Rather than amassing wealth through their income or an inheritance, many people become wealthy because they save and invest money consistently throughout their lives. There are a number of investing options including bonds, stocks, mutual funds and annuity products. A financial advisor can help you determine which options are right for your financial needs and goals.
Prepare your legacy.
This final step isn’t so much about creating your own financial freedom as much as ensuring that of your heirs. After a lifetime of managing money correctly, you don’t want your money to end up in the pockets of relatives you didn’t intend or, worse, Uncle Sam.
Create a will, update the beneficiaries on financial accounts and, if your assets are considerable, talk to an attorney or CPA to discuss strategies to minimize estate taxes. Beyond that, regardless of your income, you’ll want to maintain adequate life insurance to support your loved ones in the event you die unexpectedly. It’s important that you continually update your financial and estate plans, Duckworth says. Throughout the years, your life will change, and tax laws will change. Your financial plans need to change along with them.
Steps to reach financial independence:
— Commit to living within your means.
— Consider using a financial advisor.

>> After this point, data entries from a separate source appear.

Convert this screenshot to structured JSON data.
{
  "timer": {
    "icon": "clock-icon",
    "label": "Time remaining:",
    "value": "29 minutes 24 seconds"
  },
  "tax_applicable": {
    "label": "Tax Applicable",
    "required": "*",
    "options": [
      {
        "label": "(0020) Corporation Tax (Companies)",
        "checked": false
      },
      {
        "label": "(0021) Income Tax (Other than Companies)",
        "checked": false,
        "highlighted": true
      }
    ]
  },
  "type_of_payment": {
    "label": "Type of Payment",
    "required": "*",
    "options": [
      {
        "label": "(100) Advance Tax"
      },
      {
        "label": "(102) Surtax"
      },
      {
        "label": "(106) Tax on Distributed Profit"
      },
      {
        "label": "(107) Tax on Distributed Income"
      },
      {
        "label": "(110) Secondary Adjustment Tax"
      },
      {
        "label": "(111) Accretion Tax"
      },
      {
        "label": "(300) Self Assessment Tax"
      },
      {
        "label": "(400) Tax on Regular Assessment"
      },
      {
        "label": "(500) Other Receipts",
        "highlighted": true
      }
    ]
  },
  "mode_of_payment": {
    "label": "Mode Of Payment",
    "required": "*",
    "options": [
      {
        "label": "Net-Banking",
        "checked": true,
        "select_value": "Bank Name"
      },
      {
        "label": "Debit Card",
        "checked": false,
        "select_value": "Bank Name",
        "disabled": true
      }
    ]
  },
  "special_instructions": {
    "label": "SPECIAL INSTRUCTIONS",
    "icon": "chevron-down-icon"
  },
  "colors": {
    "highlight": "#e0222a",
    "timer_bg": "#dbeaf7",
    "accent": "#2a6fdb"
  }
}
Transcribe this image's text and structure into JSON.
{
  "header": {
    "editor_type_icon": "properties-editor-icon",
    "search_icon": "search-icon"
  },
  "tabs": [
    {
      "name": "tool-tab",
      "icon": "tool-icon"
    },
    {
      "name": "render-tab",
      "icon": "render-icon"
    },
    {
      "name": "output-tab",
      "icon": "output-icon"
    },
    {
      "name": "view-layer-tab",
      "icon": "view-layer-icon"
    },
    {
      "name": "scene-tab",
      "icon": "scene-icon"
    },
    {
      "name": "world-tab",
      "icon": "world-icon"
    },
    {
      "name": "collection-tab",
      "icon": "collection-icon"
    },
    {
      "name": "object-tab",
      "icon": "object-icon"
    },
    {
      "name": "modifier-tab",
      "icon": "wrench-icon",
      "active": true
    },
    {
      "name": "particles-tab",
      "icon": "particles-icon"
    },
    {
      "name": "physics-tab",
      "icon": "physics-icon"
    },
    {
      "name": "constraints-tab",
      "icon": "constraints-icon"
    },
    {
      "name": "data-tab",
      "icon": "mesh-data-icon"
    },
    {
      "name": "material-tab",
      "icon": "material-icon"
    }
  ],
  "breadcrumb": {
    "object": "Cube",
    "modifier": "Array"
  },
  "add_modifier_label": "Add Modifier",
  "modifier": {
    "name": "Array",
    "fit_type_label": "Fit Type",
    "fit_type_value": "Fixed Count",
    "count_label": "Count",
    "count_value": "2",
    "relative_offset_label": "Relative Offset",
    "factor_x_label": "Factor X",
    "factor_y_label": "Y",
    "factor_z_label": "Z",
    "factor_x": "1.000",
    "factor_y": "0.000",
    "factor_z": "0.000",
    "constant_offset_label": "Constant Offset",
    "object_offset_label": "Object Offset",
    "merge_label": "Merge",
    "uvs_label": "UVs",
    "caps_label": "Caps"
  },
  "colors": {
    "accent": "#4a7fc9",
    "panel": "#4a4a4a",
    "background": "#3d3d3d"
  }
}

— Open the right accounts.
— Set up a deposit schedule.
— Track your spending.
— Trim your budget.
— Create a debt payoff plan.
— Build an adequate emergency fund.
— Invest for the future.
— Prepare your legacy.
More from U.S. News
9 Secrets to Save Money on a Shoestring Budget
10 Better Money Habits to Start Now
How to Save Money When Grocery Shopping on a Budget
10 Steps to Achieve Financial Freedom originally appeared on usnews.com